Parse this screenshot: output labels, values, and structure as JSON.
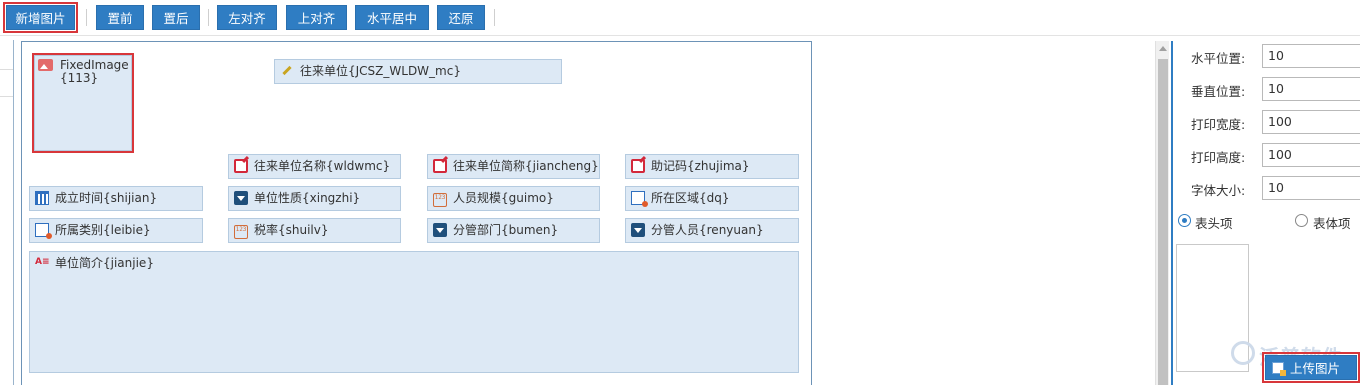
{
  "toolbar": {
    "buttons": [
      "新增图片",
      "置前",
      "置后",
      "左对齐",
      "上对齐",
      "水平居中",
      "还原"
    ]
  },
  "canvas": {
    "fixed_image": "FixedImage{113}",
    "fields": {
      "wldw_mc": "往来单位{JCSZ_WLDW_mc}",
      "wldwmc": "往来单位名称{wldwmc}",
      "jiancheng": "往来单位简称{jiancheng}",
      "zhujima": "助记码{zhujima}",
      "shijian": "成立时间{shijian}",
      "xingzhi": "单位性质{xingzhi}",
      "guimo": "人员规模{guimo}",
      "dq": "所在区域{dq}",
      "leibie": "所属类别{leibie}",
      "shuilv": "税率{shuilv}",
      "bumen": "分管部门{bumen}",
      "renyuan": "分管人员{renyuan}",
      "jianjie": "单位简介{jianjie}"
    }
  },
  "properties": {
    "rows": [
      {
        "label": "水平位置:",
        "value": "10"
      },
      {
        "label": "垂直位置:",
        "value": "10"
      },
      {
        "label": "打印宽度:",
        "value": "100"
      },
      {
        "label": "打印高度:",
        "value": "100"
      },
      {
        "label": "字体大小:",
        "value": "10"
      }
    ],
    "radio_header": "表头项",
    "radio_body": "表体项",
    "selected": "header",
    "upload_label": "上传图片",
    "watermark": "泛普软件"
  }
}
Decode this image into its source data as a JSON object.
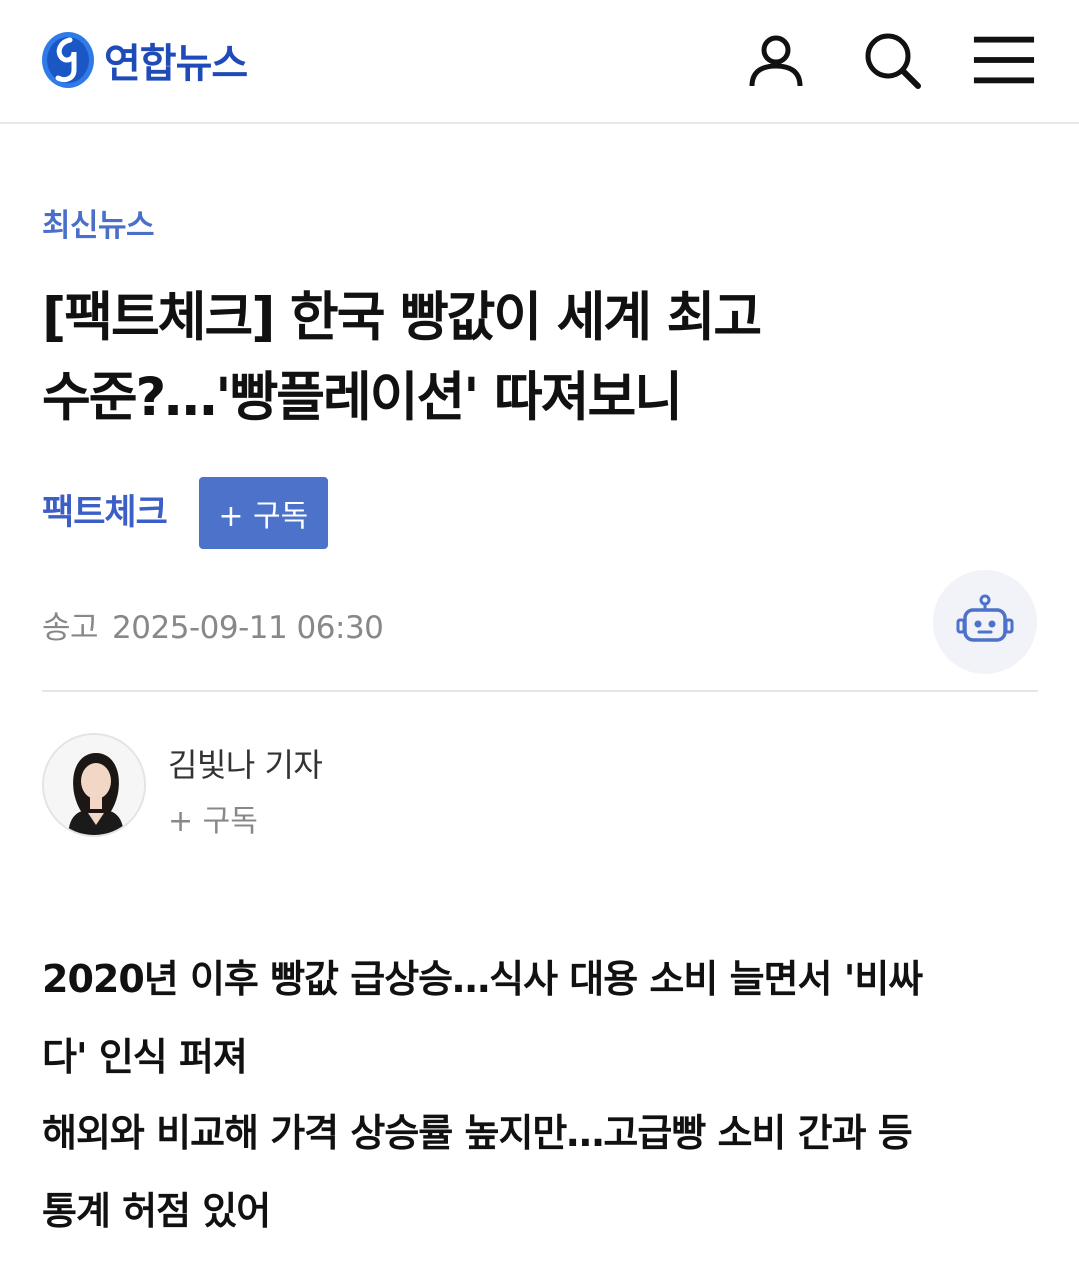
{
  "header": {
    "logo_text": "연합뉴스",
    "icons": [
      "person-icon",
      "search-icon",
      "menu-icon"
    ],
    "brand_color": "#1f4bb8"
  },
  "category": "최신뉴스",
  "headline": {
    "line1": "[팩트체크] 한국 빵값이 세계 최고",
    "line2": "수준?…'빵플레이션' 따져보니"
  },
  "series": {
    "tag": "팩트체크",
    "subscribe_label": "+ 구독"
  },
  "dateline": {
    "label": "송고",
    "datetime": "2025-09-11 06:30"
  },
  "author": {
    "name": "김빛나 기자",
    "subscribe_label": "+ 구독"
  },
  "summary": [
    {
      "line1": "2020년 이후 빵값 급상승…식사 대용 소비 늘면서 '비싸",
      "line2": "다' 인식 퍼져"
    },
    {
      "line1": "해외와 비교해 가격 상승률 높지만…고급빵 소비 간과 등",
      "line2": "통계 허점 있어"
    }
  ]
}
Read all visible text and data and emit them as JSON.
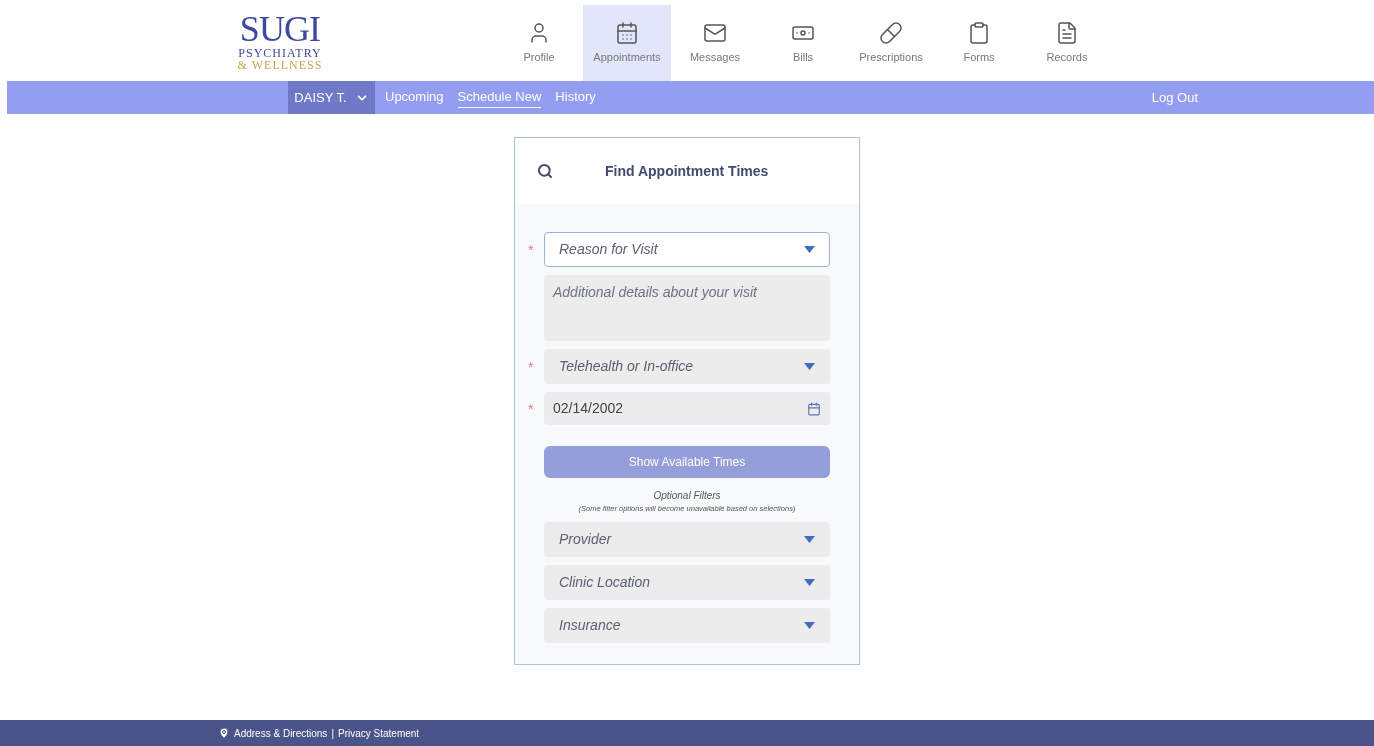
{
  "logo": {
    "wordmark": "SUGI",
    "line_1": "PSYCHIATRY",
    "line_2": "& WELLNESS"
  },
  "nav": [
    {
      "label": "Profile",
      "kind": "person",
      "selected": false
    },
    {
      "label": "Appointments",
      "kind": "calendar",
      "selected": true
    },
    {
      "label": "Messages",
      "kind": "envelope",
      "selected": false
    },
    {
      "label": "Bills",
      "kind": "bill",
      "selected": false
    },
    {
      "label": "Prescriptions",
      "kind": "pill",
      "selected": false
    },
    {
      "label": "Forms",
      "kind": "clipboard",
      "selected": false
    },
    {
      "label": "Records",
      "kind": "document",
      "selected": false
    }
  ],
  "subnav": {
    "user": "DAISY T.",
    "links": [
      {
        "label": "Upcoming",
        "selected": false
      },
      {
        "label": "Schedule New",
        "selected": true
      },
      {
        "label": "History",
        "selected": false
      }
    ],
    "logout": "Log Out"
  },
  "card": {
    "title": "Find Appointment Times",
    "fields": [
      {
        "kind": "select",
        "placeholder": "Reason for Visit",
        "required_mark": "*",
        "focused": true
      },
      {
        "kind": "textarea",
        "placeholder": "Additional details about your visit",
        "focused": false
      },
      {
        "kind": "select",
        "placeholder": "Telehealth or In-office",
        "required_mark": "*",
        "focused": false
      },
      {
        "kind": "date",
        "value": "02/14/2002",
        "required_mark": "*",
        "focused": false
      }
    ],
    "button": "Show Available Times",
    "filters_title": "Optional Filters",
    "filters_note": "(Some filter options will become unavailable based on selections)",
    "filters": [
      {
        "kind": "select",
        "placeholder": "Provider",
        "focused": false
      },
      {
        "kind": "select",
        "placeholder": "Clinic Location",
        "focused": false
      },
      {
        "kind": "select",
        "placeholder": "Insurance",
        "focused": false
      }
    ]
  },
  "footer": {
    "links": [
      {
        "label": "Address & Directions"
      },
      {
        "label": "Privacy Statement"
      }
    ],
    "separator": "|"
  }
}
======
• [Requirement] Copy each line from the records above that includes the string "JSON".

• [Written solution]
Parse this screenshot: output labels, values, and structure as JSON.
Decode this image into its source data as a JSON object.
Read all visible text and data and emit them as JSON.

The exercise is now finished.